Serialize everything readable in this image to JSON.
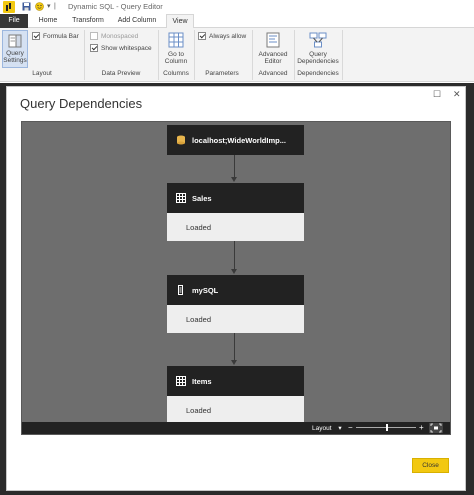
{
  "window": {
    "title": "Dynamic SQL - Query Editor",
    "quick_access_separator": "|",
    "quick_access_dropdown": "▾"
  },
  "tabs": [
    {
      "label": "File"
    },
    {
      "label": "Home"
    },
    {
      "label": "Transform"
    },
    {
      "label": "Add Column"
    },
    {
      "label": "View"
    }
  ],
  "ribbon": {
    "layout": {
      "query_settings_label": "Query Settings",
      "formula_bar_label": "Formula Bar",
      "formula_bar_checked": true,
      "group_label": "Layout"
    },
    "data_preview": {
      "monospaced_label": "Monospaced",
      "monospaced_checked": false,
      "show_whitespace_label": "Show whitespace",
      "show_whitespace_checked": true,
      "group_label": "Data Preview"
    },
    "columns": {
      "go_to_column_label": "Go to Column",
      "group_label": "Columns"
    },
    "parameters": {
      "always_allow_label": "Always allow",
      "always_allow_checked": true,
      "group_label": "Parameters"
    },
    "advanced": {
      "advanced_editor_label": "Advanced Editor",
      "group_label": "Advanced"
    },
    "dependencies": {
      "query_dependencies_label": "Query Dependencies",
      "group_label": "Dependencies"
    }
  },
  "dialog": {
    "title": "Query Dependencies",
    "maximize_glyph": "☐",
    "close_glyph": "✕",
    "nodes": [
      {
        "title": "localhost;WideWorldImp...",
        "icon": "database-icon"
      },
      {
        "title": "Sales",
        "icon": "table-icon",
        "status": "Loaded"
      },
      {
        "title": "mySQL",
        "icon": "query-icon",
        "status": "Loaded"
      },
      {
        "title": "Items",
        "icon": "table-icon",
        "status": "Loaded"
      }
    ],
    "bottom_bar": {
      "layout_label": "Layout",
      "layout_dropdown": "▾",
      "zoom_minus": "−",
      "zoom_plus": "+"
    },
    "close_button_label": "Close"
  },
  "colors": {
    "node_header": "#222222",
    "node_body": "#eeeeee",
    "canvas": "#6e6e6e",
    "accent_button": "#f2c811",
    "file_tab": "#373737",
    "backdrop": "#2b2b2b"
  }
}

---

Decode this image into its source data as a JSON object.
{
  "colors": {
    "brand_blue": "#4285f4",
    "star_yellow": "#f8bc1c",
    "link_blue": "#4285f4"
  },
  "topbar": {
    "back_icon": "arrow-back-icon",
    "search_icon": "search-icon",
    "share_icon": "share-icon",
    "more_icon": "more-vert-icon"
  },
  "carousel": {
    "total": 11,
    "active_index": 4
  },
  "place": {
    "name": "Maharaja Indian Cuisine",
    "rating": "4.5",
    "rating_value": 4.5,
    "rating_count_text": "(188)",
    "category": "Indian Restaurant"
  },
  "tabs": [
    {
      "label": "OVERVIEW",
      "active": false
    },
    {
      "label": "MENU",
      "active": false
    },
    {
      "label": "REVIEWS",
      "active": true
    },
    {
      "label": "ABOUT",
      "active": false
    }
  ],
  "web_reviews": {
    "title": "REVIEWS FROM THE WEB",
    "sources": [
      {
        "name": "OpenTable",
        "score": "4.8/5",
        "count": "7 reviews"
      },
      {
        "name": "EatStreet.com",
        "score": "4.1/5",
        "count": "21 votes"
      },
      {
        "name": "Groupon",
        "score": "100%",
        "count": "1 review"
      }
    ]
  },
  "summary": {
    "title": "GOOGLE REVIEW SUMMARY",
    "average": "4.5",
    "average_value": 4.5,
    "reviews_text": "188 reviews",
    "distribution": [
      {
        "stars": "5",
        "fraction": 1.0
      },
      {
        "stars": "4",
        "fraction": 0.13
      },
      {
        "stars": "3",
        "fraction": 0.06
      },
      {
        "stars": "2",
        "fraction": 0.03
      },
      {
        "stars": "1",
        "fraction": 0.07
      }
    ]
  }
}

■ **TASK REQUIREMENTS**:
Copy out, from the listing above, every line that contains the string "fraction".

■ **TASK RESPONSE**:
        "fraction": 1.0
        "fraction": 0.13
        "fraction": 0.06
        "fraction": 0.03
        "fraction": 0.07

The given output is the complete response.